Started by Mary Sinkler in General Forum. Last reply by Dennis Heidner 6 hours ago. 2 Replies

Glass Block Windows

Started by Ken Kalke in Best Practices. Last reply by Sean Lintow Sr on Saturday. 1 Reply

What's the Most Profitable HVAC Job for Your Company?

Started by Wayne Melancon in HVAC. Last reply by Ken Kalke on Friday. 1 Reply

EZ Green Home is Hiring!

Started by Chloe Chapman in General Forum Jan 5. 0 Replies

Videos

  • Add Videos
  • View All

Latest Activity

Dennis Heidner replied to Mary Sinkler's discussion Lighting replacement - 300 watt LED flood light
"Have you looked how much light you need in the backyard and where you need the light?  Often a…"
6 hours ago
Nate Adams liked tedkidd's discussion Home Performance is Failing - let's turn that around?
10 hours ago
Nate Adams replied to tedkidd's discussion Home Performance is Failing - let's turn that around?
"Ira, you're not alone. Here in Cleveland the gas company uses their own auditors, it killed…"
10 hours ago
Nate Adams replied to tedkidd's discussion Home Performance is Failing - let's turn that around?
"Website is finally up, albeit still imperfect. You can check out the very detailed case studies.…"
10 hours ago
Paul Mausteller liked Bruce Fillmore's photo
11 hours ago
tedkidd replied to tedkidd's discussion Home Performance is Failing - let's turn that around?
"Thank you Ira! We need more stories like yours to hold the evidence of harm to the faces of…"
11 hours ago
Profile IconPaul Mausteller, Mark Freeman and Bruce Fillmore joined Home Energy Pros
11 hours ago
Ira Eisenstein replied to tedkidd's discussion Home Performance is Failing - let's turn that around?
"I have been a home inspector since 2003 and evolved into energy related issues and became a home…"
14 hours ago

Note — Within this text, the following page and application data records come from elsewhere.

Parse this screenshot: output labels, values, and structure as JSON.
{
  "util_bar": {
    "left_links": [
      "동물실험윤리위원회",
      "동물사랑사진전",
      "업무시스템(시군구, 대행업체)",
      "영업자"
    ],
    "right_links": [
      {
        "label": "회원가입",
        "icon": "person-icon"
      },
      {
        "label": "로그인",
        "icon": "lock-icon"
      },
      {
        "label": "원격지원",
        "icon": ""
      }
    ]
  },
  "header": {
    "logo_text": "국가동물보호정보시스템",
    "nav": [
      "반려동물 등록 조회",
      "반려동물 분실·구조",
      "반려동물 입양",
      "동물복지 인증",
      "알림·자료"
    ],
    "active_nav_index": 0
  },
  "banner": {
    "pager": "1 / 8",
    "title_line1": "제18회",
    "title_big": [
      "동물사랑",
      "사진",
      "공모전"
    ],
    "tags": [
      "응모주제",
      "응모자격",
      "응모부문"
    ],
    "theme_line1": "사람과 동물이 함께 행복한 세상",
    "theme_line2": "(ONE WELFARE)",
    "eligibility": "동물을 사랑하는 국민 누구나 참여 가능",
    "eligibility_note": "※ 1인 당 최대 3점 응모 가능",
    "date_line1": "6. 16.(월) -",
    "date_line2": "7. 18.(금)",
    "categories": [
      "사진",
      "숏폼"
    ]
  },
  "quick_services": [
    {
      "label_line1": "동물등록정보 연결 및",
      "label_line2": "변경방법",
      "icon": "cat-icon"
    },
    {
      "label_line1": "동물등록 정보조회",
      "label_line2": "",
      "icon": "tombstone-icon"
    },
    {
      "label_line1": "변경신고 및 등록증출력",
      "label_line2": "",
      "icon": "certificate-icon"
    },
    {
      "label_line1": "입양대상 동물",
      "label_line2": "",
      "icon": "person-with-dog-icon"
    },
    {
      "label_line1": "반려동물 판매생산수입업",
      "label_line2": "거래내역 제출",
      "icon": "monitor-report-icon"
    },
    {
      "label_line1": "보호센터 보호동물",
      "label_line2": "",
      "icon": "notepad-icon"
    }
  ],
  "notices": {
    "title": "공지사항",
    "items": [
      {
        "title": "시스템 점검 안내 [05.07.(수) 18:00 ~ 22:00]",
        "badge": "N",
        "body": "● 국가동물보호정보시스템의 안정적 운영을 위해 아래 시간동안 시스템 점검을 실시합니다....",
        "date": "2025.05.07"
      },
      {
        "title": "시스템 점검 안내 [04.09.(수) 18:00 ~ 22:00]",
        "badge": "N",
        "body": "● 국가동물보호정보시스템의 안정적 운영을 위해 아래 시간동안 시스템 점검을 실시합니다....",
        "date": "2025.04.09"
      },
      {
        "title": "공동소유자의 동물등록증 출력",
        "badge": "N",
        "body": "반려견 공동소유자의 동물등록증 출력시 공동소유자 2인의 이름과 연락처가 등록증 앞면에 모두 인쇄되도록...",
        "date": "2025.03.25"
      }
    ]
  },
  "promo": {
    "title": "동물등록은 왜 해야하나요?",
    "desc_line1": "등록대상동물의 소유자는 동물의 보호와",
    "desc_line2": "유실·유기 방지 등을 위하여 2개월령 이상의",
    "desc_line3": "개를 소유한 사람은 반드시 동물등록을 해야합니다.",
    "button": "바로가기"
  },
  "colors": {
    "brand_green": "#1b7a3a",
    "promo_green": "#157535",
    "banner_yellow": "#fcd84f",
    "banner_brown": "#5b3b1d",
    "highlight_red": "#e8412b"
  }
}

Home Energy Pros

Welcome to Home Energy Pros – the unique digital community by and for those who work in the home energy performance arena.

Home Energy Pros was founded by the developers of Home Energy Saver Pro (supported by the U.S. Department of Energy) and brought to you in partnership with Home Energy magazine.  Home Energy Pros is sponsored by the Better Buildings Residential Network. Please honor our Guidelines

© 2017   Created by Lawrence Berkeley National Laboratory.   Powered by

Badges  |  Report an Issue  |  Terms of Service